My favorite supermarket is Dominick’s. Like many people, I assume that the price I pay for a gallon of milk at Dominick’s supermarket is the same at other Dominick’s stores.
But I was wrong. Supermarket chains often price the same product in one area and a different price in another. The price difference between chains in the same metropolitan area is 12%. For a household that spends $125 per week on food, the difference amounts to nearly $780 per year!
Several theories have been proposed to explain this price gap. In some areas, rents are higher, which can lead to higher food prices. Competition from ethnic grocery stores and discounters like Wal-Mart may cause prices to be lower in some neighborhoods than in others. Supermarkets may be using loyalty card data to see how much customers in a given area are willing to pay for their products. In short, they can set prices that the market can bear.
But supermarkets aren’t the only ones setting different prices in different locations. Drugstores like Walgreens often set different prices for the same product depending on where the store is located. Fast food restaurants like McDonald’s also set different prices based on location.
Smart consumers, therefore, adjust their buying behavior. For example, those who have discovered low prices in urban grocery stores or supermarket chains may shop on their way home from work before heading to their suburban homes. Others forgo local supermarkets and shop at cheaper stores nearby.
Lesson learned: don’t assume that all your favorite supermarket chains are the same. Supermarkets often practice price discrimination. Try to find the chain with the lowest prices.
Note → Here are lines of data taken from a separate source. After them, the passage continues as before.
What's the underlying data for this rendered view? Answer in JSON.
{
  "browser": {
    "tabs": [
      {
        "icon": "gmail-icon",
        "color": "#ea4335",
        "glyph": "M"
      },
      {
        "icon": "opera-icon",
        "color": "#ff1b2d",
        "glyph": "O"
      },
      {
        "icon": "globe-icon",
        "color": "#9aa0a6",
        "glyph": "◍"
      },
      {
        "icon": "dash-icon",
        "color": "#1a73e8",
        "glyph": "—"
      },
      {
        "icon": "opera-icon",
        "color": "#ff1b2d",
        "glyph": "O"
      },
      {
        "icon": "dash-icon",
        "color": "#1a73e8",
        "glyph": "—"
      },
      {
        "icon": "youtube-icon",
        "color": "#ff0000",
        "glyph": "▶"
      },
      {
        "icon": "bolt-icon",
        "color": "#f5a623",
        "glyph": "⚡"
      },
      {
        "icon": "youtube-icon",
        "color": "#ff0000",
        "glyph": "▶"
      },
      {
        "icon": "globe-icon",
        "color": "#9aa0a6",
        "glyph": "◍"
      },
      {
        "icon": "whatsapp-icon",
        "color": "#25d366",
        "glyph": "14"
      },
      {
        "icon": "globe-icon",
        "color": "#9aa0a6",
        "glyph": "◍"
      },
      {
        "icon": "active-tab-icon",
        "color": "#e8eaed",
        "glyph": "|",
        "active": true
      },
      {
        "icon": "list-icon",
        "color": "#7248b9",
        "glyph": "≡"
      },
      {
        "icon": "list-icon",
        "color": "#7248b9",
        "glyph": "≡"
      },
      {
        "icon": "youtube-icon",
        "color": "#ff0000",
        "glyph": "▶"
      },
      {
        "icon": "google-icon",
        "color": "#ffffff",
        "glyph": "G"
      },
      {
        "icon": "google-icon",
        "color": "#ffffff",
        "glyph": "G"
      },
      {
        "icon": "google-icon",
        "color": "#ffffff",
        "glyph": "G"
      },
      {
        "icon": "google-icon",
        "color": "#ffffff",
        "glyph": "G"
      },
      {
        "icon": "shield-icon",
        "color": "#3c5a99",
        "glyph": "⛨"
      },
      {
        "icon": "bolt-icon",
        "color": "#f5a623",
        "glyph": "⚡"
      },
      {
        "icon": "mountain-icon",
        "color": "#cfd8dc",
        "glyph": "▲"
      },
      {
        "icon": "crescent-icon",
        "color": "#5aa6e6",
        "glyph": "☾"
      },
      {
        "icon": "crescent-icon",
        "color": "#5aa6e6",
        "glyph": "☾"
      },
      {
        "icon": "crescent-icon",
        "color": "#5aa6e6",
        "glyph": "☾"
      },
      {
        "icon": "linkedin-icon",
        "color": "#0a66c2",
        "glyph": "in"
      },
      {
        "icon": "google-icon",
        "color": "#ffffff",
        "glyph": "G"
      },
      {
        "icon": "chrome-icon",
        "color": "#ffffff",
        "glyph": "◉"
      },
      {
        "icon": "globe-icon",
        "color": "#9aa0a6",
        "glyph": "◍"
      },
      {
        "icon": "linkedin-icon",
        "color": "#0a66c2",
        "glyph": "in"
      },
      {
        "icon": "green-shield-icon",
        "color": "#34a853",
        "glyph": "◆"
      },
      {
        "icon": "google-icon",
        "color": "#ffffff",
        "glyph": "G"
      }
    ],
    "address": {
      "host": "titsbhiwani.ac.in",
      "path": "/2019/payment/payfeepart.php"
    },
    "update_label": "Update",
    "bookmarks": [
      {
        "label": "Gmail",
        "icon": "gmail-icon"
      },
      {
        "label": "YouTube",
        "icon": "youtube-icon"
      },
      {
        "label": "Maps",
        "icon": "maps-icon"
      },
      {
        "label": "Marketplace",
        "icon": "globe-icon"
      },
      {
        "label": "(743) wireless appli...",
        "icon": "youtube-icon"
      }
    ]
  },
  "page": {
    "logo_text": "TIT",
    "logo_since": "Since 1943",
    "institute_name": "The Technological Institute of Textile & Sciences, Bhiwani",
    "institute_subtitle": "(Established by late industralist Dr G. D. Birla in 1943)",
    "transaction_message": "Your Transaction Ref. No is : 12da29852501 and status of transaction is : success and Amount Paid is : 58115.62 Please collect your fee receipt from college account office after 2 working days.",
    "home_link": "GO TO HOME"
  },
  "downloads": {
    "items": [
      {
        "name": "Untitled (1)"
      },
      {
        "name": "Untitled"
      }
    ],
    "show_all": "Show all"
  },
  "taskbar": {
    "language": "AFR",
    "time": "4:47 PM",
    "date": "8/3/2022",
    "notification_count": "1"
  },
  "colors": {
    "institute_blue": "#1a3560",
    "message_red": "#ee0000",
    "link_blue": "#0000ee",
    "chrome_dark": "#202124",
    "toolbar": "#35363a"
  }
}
Sara has completed her education in marketing and started her career as a digital marketer. She is a content writer by profession. And she would love to add multiple things to her knowledge that she can add to her writing style. She writes about Best Ramadan Bundle at a grocery store in Canada.